Digital evidence is information and data of great value that aids an investigation. This evidence can be stored on, received, or transmitted by an electronic device. Digital evidence can include photographs, cell phones, the text messages on a cell phone, emails, information and data stored on hard drives, social media profiles and interactions, voice recordings like voicemails and more (Mukasey et al., 2008). This type of evidence is something that creates a solid evidence profile for cases. This type of evidence can also be easily altered, damaged or destroyed completely during any stage in the investigation, collection, preserving, or storage phase. The very first thing to think about when collecting digital evidence is to ensure that there is a search warrant issued.

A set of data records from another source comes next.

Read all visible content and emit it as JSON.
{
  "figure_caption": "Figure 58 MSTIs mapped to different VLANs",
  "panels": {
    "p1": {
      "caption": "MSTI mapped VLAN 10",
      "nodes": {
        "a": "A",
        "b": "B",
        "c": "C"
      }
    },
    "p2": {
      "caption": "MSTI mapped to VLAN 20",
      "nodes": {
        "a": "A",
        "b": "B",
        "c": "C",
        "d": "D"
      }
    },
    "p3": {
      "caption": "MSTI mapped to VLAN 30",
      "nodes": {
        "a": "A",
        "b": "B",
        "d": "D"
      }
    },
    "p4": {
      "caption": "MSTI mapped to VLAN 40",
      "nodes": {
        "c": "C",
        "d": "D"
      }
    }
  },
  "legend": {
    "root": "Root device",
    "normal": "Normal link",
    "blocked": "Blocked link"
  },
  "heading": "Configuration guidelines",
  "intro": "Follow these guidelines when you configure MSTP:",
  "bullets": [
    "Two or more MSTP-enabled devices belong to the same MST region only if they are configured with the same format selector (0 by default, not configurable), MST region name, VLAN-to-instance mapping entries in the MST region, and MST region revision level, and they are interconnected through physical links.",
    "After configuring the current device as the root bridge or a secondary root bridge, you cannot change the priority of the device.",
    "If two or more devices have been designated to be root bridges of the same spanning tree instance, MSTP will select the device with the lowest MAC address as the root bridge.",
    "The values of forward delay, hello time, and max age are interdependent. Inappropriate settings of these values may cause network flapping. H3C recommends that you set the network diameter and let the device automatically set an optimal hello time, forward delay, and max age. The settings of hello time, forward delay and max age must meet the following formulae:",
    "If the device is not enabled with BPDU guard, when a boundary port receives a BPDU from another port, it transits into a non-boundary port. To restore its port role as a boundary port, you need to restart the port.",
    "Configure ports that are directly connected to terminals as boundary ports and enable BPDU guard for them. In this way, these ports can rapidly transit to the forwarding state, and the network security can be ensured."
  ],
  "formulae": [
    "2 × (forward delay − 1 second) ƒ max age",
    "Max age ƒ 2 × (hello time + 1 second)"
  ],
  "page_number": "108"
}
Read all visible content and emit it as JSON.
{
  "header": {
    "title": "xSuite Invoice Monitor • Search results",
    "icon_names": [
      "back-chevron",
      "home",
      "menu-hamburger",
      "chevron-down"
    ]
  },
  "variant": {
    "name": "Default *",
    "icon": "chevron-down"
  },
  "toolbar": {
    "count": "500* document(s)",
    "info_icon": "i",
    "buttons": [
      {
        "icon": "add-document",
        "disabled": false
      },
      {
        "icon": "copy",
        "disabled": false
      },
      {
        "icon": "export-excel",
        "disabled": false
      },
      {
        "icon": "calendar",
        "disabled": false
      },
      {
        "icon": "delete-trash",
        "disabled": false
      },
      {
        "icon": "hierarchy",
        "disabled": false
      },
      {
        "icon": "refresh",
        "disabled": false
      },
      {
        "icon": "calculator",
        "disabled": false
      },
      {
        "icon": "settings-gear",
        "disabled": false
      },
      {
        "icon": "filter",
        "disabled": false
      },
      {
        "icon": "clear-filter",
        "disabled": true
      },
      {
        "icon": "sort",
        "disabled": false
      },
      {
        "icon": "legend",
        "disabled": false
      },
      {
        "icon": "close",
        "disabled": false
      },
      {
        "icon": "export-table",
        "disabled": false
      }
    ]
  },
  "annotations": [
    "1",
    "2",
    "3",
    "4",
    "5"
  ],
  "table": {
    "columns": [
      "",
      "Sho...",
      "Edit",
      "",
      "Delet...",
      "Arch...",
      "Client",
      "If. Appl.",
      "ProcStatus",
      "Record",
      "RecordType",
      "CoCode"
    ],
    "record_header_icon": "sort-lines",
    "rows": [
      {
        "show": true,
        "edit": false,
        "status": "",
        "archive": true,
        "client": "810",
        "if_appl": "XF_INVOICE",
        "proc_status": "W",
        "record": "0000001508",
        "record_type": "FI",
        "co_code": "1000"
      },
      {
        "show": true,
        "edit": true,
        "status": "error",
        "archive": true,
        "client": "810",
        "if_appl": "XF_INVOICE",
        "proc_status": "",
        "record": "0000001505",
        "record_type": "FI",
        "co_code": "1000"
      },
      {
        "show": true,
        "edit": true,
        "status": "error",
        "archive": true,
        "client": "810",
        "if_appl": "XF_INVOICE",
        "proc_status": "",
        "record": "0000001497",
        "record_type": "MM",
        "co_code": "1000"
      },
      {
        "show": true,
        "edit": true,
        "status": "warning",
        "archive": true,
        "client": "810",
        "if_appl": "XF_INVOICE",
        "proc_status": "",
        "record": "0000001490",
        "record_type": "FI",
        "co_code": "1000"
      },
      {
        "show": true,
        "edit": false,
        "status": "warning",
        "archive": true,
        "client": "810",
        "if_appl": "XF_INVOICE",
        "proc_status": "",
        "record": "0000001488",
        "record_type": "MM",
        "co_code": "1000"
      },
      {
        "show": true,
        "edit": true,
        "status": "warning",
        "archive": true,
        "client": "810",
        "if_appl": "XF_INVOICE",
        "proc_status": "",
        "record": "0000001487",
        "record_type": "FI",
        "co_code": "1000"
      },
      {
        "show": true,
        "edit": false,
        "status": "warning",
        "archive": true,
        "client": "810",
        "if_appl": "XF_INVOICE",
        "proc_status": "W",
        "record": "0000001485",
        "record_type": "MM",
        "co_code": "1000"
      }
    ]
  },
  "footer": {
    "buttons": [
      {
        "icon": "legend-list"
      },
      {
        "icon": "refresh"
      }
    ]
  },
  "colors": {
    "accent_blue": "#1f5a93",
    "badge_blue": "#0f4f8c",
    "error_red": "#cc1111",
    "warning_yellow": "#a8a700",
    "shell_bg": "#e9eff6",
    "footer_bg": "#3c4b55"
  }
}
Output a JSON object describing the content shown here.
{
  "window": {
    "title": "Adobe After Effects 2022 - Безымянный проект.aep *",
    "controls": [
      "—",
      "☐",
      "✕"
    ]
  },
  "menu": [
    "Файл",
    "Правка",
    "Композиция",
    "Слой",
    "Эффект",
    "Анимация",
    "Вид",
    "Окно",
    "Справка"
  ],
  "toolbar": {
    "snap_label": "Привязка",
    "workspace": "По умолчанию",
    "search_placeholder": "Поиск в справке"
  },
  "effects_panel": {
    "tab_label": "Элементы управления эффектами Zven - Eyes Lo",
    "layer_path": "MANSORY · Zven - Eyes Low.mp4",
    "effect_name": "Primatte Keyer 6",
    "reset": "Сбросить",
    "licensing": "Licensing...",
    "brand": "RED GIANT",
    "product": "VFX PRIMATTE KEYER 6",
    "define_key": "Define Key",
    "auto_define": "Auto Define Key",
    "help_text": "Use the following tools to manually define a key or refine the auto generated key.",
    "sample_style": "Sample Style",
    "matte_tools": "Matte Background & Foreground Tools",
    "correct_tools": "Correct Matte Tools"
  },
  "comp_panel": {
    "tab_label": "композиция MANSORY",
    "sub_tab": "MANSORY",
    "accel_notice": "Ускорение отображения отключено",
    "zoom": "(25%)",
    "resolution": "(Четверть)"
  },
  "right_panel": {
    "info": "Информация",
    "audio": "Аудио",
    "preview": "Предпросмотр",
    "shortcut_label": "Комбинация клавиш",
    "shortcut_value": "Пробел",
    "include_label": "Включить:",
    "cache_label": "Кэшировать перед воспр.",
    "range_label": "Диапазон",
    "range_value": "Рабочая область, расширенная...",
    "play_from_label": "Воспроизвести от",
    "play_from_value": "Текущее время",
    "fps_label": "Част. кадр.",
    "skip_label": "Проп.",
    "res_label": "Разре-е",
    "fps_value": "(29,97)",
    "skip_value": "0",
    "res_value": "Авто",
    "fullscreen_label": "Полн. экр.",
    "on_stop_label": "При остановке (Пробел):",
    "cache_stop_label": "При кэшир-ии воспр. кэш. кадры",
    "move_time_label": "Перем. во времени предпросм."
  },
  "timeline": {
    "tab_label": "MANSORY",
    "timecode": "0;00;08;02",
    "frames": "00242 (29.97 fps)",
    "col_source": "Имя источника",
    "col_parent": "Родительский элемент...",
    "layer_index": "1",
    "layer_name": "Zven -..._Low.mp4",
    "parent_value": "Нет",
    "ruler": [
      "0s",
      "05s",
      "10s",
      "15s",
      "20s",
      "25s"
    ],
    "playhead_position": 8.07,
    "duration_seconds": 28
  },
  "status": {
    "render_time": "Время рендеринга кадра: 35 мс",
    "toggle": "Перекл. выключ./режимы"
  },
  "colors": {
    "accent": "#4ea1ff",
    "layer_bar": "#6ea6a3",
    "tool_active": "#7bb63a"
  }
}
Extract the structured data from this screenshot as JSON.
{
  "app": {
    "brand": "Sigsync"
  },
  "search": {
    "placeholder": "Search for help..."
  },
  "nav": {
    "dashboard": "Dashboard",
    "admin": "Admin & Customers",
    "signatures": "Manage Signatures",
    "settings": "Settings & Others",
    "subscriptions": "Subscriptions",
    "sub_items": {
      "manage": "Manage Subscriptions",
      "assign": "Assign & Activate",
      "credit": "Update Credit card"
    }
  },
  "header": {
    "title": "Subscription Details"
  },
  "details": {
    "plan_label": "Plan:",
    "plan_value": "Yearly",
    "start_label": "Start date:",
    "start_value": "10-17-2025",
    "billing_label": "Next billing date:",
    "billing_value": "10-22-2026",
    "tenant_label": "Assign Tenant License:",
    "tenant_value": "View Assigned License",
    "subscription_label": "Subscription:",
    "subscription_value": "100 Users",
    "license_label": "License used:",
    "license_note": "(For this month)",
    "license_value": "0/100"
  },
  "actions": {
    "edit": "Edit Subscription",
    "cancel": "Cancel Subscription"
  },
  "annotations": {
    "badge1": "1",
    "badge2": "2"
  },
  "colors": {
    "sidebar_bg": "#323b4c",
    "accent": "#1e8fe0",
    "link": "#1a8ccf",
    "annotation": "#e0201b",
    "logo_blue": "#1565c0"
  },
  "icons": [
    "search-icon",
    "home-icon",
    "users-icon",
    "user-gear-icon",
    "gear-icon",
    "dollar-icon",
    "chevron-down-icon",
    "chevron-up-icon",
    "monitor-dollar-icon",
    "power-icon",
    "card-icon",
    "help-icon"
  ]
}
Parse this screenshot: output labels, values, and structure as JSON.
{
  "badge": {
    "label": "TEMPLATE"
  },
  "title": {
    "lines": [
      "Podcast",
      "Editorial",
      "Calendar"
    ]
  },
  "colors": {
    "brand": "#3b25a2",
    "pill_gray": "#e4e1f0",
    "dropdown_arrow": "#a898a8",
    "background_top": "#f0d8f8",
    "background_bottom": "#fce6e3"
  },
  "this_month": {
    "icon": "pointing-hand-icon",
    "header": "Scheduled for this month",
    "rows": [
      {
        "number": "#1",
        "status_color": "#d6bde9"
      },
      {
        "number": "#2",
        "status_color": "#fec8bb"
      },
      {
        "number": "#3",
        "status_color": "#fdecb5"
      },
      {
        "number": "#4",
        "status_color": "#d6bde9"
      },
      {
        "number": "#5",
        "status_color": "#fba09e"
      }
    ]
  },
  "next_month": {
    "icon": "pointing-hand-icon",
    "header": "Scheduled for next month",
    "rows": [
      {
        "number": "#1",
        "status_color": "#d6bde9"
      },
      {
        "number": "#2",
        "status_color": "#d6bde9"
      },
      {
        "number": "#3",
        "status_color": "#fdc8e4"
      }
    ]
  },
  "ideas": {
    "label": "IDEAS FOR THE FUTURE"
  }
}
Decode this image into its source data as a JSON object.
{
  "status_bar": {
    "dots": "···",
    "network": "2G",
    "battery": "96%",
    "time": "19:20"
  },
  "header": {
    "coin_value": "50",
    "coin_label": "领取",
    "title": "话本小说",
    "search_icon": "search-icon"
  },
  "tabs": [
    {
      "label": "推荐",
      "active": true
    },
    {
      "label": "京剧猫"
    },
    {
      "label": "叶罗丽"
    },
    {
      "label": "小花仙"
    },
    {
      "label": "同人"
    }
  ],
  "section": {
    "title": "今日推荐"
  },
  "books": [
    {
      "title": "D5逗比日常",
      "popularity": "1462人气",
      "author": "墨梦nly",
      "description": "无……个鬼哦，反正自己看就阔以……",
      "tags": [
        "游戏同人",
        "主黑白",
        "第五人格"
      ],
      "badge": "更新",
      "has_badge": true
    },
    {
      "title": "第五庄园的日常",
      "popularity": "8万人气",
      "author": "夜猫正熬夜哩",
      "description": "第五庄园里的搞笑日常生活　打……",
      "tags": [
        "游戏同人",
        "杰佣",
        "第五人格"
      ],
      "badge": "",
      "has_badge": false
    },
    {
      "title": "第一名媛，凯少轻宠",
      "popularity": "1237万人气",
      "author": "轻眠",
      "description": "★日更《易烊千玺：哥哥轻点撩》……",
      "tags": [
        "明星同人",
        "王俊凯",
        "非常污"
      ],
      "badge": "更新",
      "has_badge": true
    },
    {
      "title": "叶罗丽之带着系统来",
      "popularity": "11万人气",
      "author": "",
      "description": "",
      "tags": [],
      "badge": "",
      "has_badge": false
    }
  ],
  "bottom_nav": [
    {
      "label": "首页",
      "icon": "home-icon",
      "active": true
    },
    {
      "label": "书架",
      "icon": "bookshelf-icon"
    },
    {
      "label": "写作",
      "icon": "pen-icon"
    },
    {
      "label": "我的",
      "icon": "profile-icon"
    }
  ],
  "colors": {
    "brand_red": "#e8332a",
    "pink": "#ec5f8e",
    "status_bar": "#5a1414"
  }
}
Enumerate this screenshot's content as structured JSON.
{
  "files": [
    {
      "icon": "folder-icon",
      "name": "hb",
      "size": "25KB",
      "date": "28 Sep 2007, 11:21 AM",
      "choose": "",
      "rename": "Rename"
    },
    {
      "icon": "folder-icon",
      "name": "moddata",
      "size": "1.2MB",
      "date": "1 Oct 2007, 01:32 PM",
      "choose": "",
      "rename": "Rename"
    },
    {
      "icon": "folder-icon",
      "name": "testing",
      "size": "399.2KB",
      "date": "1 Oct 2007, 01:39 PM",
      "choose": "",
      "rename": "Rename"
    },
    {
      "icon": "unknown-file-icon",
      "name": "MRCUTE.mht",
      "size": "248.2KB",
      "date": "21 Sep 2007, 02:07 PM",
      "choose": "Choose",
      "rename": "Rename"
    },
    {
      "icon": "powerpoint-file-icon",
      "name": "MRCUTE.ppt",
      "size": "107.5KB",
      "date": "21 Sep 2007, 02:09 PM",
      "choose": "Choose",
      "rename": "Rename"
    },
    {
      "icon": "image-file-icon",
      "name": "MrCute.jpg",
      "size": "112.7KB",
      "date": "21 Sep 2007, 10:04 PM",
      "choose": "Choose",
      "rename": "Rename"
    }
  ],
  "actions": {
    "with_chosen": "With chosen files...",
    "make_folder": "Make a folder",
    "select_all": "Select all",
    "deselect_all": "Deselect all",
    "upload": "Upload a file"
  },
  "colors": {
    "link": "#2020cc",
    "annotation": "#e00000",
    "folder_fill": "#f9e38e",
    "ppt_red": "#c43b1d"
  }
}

Since it can be fairly easy to tamper with this type of evidence, first responders will first need to ensure that photographs of this evidence is collected by forensics. Documentation includes photographing, and sketching all wires, cables, and devices that are connected to the device upon collection of the devices (Digital Evidence: How It’s Done, 2013).Evidence is collected by seizing such devices, and extracting the required data. The preservation of digital evidence is done by copying and photographing data that is in plain view. Plain view means that any documents or data that is already pulled up and readily available on the device being searched and seized (Digital Forensic Process—Preservation /Collection, 2017). In order to preserve this data being collected, investigators must prevent contamination. To do this forensics must ensure that there is a working copy of the original storage device to prevent potential loss or tampering.
Forensics may also install special software to devices such as encryption methods to prevent easy access, or hacking (Digital Forensic Process—Preservation / Collection, 2017).The storage of devices is also a vital piece of the investigation. If evidence isn’t properly stored this can raise the possibilities of contamination, tampering, or loss of evidence. In order to store evidence, forensics or other investigators must copy all data onto a hard copy CD, hard drive, or database that is encrypted. A hard copy CD can be the most efficient way of storing as there is a less likelihood of the data being erased. Although, it is important to explore copying data on to multiple devices to ensure there are backups in the event data goes missing. Like most things, there are legal challenges with data being searched and seized. As stated previously, before there can be any search and seizure of digital evidence there must be a search warrant issued. Without this, investigators have the chance of not being able to get this device and its contents in time legally, and if said devices are already seized then there is the